Bait may actually play a more pivotal role in determining hook size than the fish species you are targeting. When using frozen bait (non-living bait), hook sizes of 16, 14, 12, and 10 are ideal choices.
If you are using live bait, like emerald shiners (blues) or smaller minnows, a size 10 or 8 is what you should aim for (but depending on the species, you could even go as small as a size 16, e.g., walleyes).
When using larger live bait, such as sucker minnows, then a hook-sized 8 or 6 would be optimal. Although, in most situations, if you used a size 10 or 8 hooks, it may still be sufficient.
The limiting factor is, is the hook strong enough to hold a fish of between 15 and 20 pounds?
And if so, what is the smallest-sized hook that can do that? Again, the smaller, the more beneficial when ice fishing.
Other popular baits include:
- Golden (and other live) shiners
- Frozen herring
- Raw chicken
The choice of which bait to use is a more or less personal preference. Many anglers swear by their preferred bait. The reality is, if it works for you, great!
Remember, fish (both live bait and the fish you’re targeting) are rather sluggish in the ice, so something that moves may entice a lazy fish into taking a bite; however, that is accomplished.
The benefits of using a tip-up when ice fishing are tremendous. You can cover more ground while not needing to be directly in control of your rig, or you can jig with a small handheld rod while the tip-up does the job of waiting for a bite.
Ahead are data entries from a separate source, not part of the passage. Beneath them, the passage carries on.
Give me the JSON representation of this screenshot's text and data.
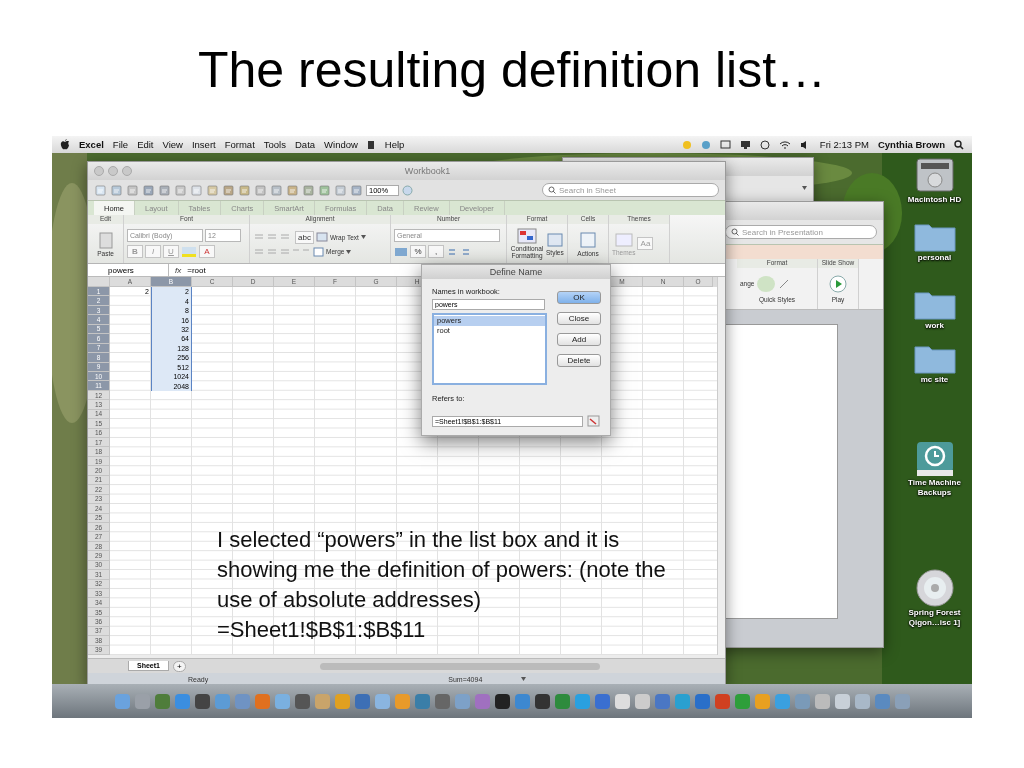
{
  "slide_title": "The resulting definition list…",
  "menu_bar": {
    "app": "Excel",
    "items": [
      "File",
      "Edit",
      "View",
      "Insert",
      "Format",
      "Tools",
      "Data",
      "Window",
      "Help"
    ],
    "clock": "Fri 2:13 PM",
    "user": "Cynthia Brown"
  },
  "excel": {
    "title": "Workbook1",
    "zoom": "100%",
    "search_placeholder": "Search in Sheet",
    "tabs": [
      {
        "label": "Home",
        "selected": true
      },
      {
        "label": "Layout",
        "selected": false
      },
      {
        "label": "Tables",
        "selected": false
      },
      {
        "label": "Charts",
        "selected": false
      },
      {
        "label": "SmartArt",
        "selected": false
      },
      {
        "label": "Formulas",
        "selected": false
      },
      {
        "label": "Data",
        "selected": false
      },
      {
        "label": "Review",
        "selected": false
      },
      {
        "label": "Developer",
        "selected": false
      }
    ],
    "groups": [
      "Edit",
      "Font",
      "Alignment",
      "Number",
      "Format",
      "Cells",
      "Themes"
    ],
    "controls": {
      "paste": "Paste",
      "font": "Calibri (Body)",
      "size": "12",
      "bold": "B",
      "italic": "I",
      "underline": "U",
      "font_color": "A",
      "abc": "abc",
      "wrap": "Wrap Text",
      "merge": "Merge",
      "number_format": "General",
      "percent": "%",
      "comma": ",",
      "conditional": "Conditional Formatting",
      "styles": "Styles",
      "actions": "Actions",
      "themes": "Themes",
      "theme_fonts": "Aa"
    },
    "name_box": "powers",
    "fx": "fx",
    "formula": "=root",
    "columns_left": [
      "A",
      "B",
      "C",
      "D",
      "E",
      "F",
      "G",
      "H"
    ],
    "columns_right": [
      "M",
      "N",
      "O"
    ],
    "rows": [
      {
        "label": "1",
        "a": "2",
        "b": "2",
        "selected": true
      },
      {
        "label": "2",
        "b": "4",
        "selected": true
      },
      {
        "label": "3",
        "b": "8",
        "selected": true
      },
      {
        "label": "4",
        "b": "16",
        "selected": true
      },
      {
        "label": "5",
        "b": "32",
        "selected": true
      },
      {
        "label": "6",
        "b": "64",
        "selected": true
      },
      {
        "label": "7",
        "b": "128",
        "selected": true
      },
      {
        "label": "8",
        "b": "256",
        "selected": true
      },
      {
        "label": "9",
        "b": "512",
        "selected": true
      },
      {
        "label": "10",
        "b": "1024",
        "selected": true
      },
      {
        "label": "11",
        "b": "2048",
        "selected": true
      },
      {
        "label": "12",
        "selected": false
      },
      {
        "label": "13",
        "selected": false
      },
      {
        "label": "14",
        "selected": false
      },
      {
        "label": "15",
        "selected": false
      },
      {
        "label": "16",
        "selected": false
      },
      {
        "label": "17",
        "selected": false
      },
      {
        "label": "18",
        "selected": false
      },
      {
        "label": "19",
        "selected": false
      },
      {
        "label": "20",
        "selected": false
      },
      {
        "label": "21",
        "selected": false
      },
      {
        "label": "22",
        "selected": false
      },
      {
        "label": "23",
        "selected": false
      },
      {
        "label": "24",
        "selected": false
      },
      {
        "label": "25",
        "selected": false
      },
      {
        "label": "26",
        "selected": false
      },
      {
        "label": "27",
        "selected": false
      },
      {
        "label": "28",
        "selected": false
      },
      {
        "label": "29",
        "selected": false
      },
      {
        "label": "30",
        "selected": false
      },
      {
        "label": "31",
        "selected": false
      },
      {
        "label": "32",
        "selected": false
      },
      {
        "label": "33",
        "selected": false
      },
      {
        "label": "34",
        "selected": false
      },
      {
        "label": "35",
        "selected": false
      },
      {
        "label": "36",
        "selected": false
      },
      {
        "label": "37",
        "selected": false
      },
      {
        "label": "38",
        "selected": false
      },
      {
        "label": "39",
        "selected": false
      }
    ],
    "sheet_tabs": [
      {
        "label": "Sheet1",
        "selected": true
      }
    ],
    "add_sheet": "+",
    "status": "Ready",
    "sum": "Sum=4094"
  },
  "dialog": {
    "title": "Define Name",
    "names_label": "Names in workbook:",
    "name_value": "powers",
    "names": [
      {
        "label": "powers",
        "selected": true
      },
      {
        "label": "root",
        "selected": false
      }
    ],
    "buttons": [
      {
        "label": "OK",
        "default": true
      },
      {
        "label": "Close",
        "default": false
      },
      {
        "label": "Add",
        "default": false
      },
      {
        "label": "Delete",
        "default": false
      }
    ],
    "refers_label": "Refers to:",
    "refers_value": "=Sheet1!$B$1:$B$11"
  },
  "powerpoint": {
    "search_placeholder": "Search in Presentation",
    "groups": [
      "Format",
      "Slide Show"
    ],
    "arrange": "ange",
    "quick_styles": "Quick Styles",
    "play": "Play"
  },
  "desktop_icons": [
    {
      "label": "Macintosh HD",
      "kind": "disk"
    },
    {
      "label": "personal",
      "kind": "folder"
    },
    {
      "label": "work",
      "kind": "folder"
    },
    {
      "label": "mc site",
      "kind": "folder"
    },
    {
      "label": "Time Machine Backups",
      "kind": "timemachine"
    },
    {
      "label": "Spring Forest Qigon…isc 1]",
      "kind": "cd"
    }
  ],
  "note": {
    "text": "I selected “powers” in the list box and it is showing me the definition of powers: (note the use of absolute addresses)",
    "formula": "=Sheet1!$B$1:$B$11"
  }
}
When deciding what size hook to use with a tip-up, the important factors to consider are what type of fish you are targeting and what bait you are using. The smaller the hook, the better the results.